Under multiple dwellings relief, the average value of a flat, rather than the total value of all of them, is taxed, which can help avoid the higher rates.
But this was already being done by rental investors, and the new 3% tax will still apply on multiple-dwelling relief deals, so this is not a particularly cheap solution, except for the cheapest flats.
On schemes of more than six properties, the buyer could apply non-residential rates of SDLT. But this solution is barely cheaper. Using non-residential tax on the above example, the SDLT due would be £139,500: £150,000 x 0% plus £100,000 x 2% plus £2,750,000 x 5%.
Creating a corporate wrapper around a development and then trading the company, rather than the asset, is what many see as a useful tactic for avoiding the higher-rate SDLT.
However, this method makes any gains vulnerable to inheritance and capital gains tax, and could attract annual charges on enveloped properties.
Registering the company abroad is a possible solution, but it would mean additional costs and difficulties for UK developers, as well as a loss of control.
Many developers are also concerned about the negative public sentiment surrounding offshore tax avoidance.

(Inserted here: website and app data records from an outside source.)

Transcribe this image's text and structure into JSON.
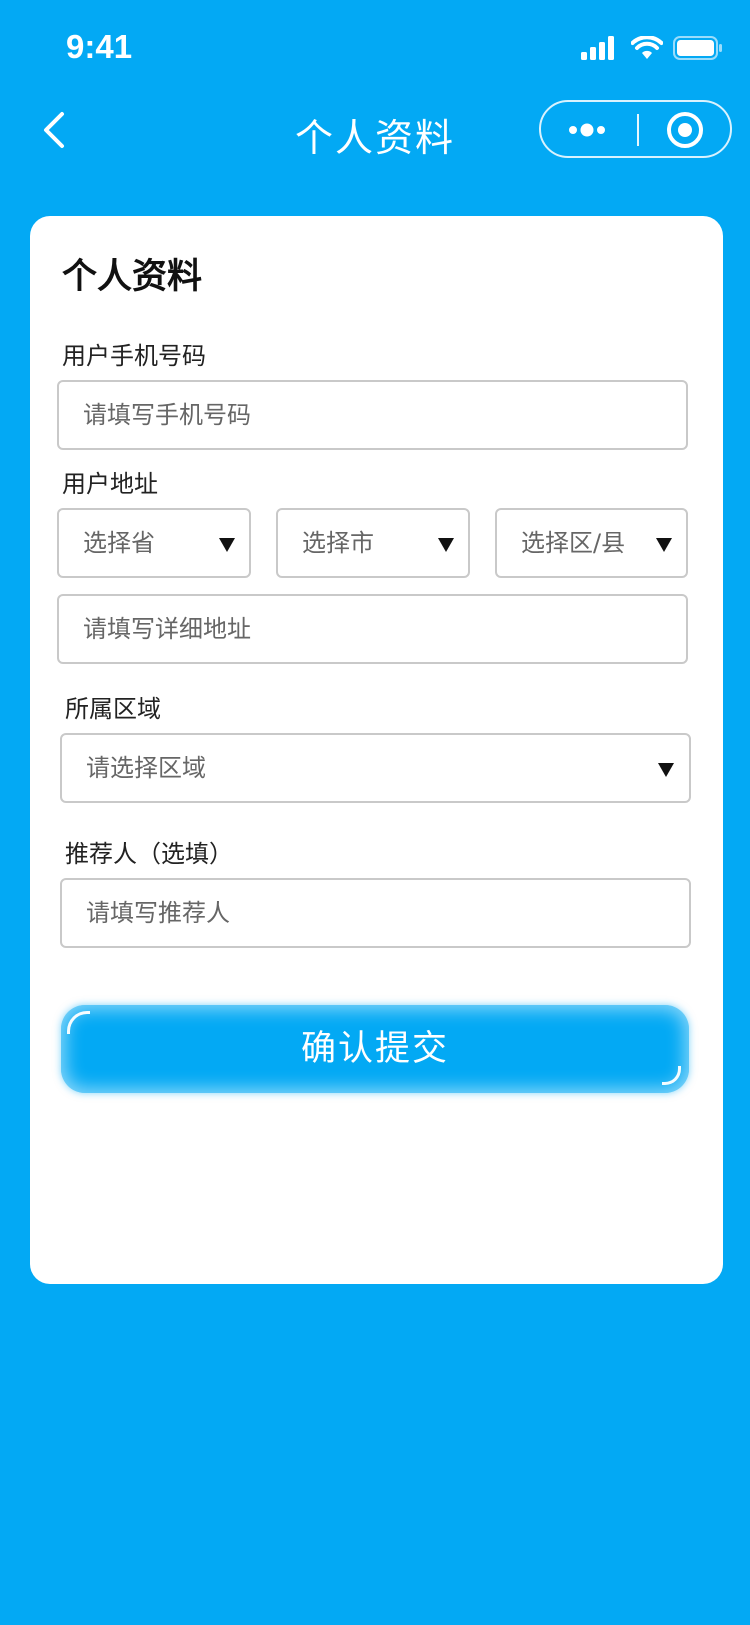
{
  "status_bar": {
    "time": "9:41"
  },
  "nav": {
    "title": "个人资料"
  },
  "form": {
    "title": "个人资料",
    "phone": {
      "label": "用户手机号码",
      "placeholder": "请填写手机号码"
    },
    "address": {
      "label": "用户地址",
      "province_placeholder": "选择省",
      "city_placeholder": "选择市",
      "district_placeholder": "选择区/县",
      "detail_placeholder": "请填写详细地址"
    },
    "region": {
      "label": "所属区域",
      "placeholder": "请选择区域"
    },
    "referrer": {
      "label": "推荐人（选填）",
      "placeholder": "请填写推荐人"
    },
    "submit_label": "确认提交"
  },
  "colors": {
    "background": "#03a9f4",
    "card": "#ffffff",
    "button": "#03a9f4"
  }
}
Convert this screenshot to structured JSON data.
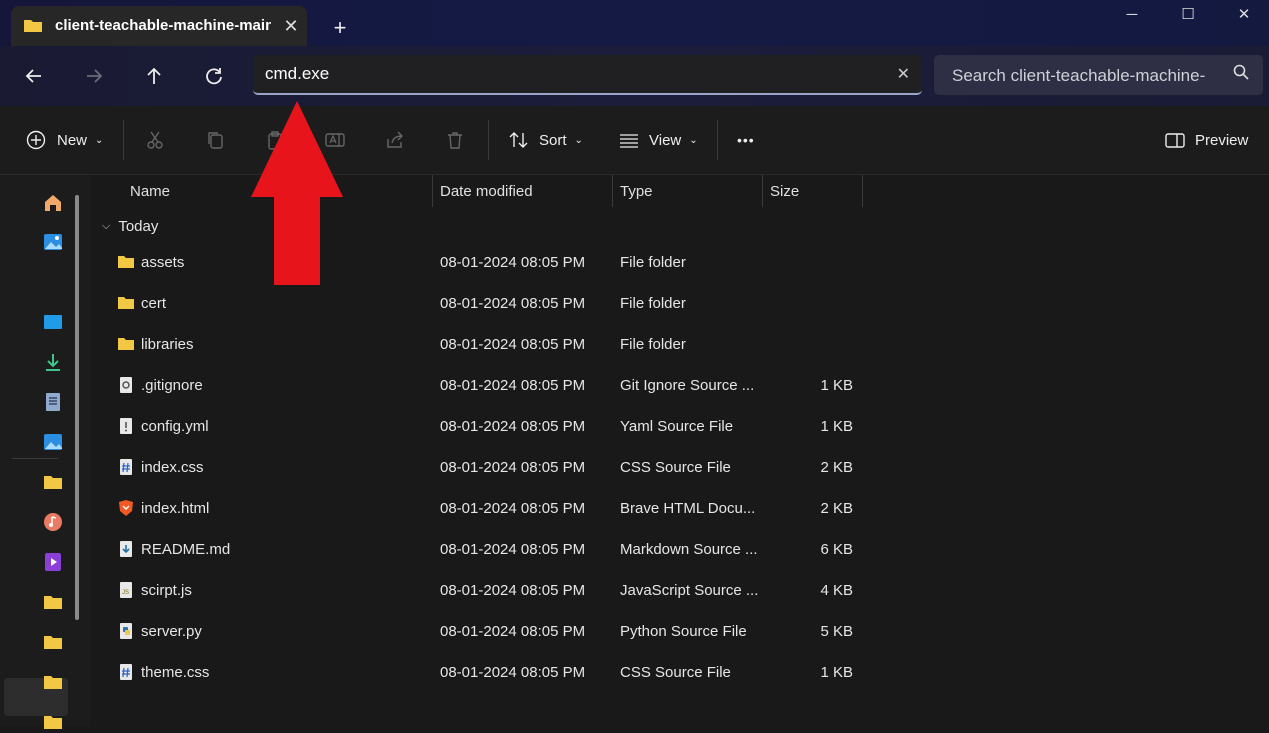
{
  "window": {
    "tab_title": "client-teachable-machine-main",
    "minimize": "─",
    "maximize": "☐",
    "close": "✕"
  },
  "address_bar": {
    "value": "cmd.exe",
    "search_placeholder": "Search client-teachable-machine-"
  },
  "toolbar": {
    "new_label": "New",
    "sort_label": "Sort",
    "view_label": "View",
    "more_label": "•••",
    "preview_label": "Preview"
  },
  "columns": {
    "name": "Name",
    "date": "Date modified",
    "type": "Type",
    "size": "Size"
  },
  "group": {
    "label": "Today"
  },
  "files": [
    {
      "name": "assets",
      "date": "08-01-2024 08:05 PM",
      "type": "File folder",
      "size": "",
      "icon": "folder-icon"
    },
    {
      "name": "cert",
      "date": "08-01-2024 08:05 PM",
      "type": "File folder",
      "size": "",
      "icon": "folder-icon"
    },
    {
      "name": "libraries",
      "date": "08-01-2024 08:05 PM",
      "type": "File folder",
      "size": "",
      "icon": "folder-icon"
    },
    {
      "name": ".gitignore",
      "date": "08-01-2024 08:05 PM",
      "type": "Git Ignore Source ...",
      "size": "1 KB",
      "icon": "gear-file-icon"
    },
    {
      "name": "config.yml",
      "date": "08-01-2024 08:05 PM",
      "type": "Yaml Source File",
      "size": "1 KB",
      "icon": "yaml-file-icon"
    },
    {
      "name": "index.css",
      "date": "08-01-2024 08:05 PM",
      "type": "CSS Source File",
      "size": "2 KB",
      "icon": "css-file-icon"
    },
    {
      "name": "index.html",
      "date": "08-01-2024 08:05 PM",
      "type": "Brave HTML Docu...",
      "size": "2 KB",
      "icon": "brave-icon"
    },
    {
      "name": "README.md",
      "date": "08-01-2024 08:05 PM",
      "type": "Markdown Source ...",
      "size": "6 KB",
      "icon": "markdown-file-icon"
    },
    {
      "name": "scirpt.js",
      "date": "08-01-2024 08:05 PM",
      "type": "JavaScript Source ...",
      "size": "4 KB",
      "icon": "js-file-icon"
    },
    {
      "name": "server.py",
      "date": "08-01-2024 08:05 PM",
      "type": "Python Source File",
      "size": "5 KB",
      "icon": "python-file-icon"
    },
    {
      "name": "theme.css",
      "date": "08-01-2024 08:05 PM",
      "type": "CSS Source File",
      "size": "1 KB",
      "icon": "css-file-icon"
    }
  ],
  "colors": {
    "accent_arrow": "#e8141c",
    "folder": "#f2c744"
  }
}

The issue for larger schemes and estate regeneration
If a block of properties sits within a larger development, forward-funding the smaller block becomes more complicated.
An investor looking to purchase 200 rental units in a 1,000-home scheme will find that if work has started on that section, they are liable for the new tax. Having a mix of commercial and residential units within the scheme can further complicate matters, and change eligibility.
This complication with forward-funding could curtail investment in larger-scale schemes.
The government’s view
At the time the stamp duty changes were announced, Conservative housing and planning minister Brandon Lewis said: “What I would like to see happen, which is what we have been arguing for, is more institutions becoming involved in the development from the beginning and staying involved all the way through the process.”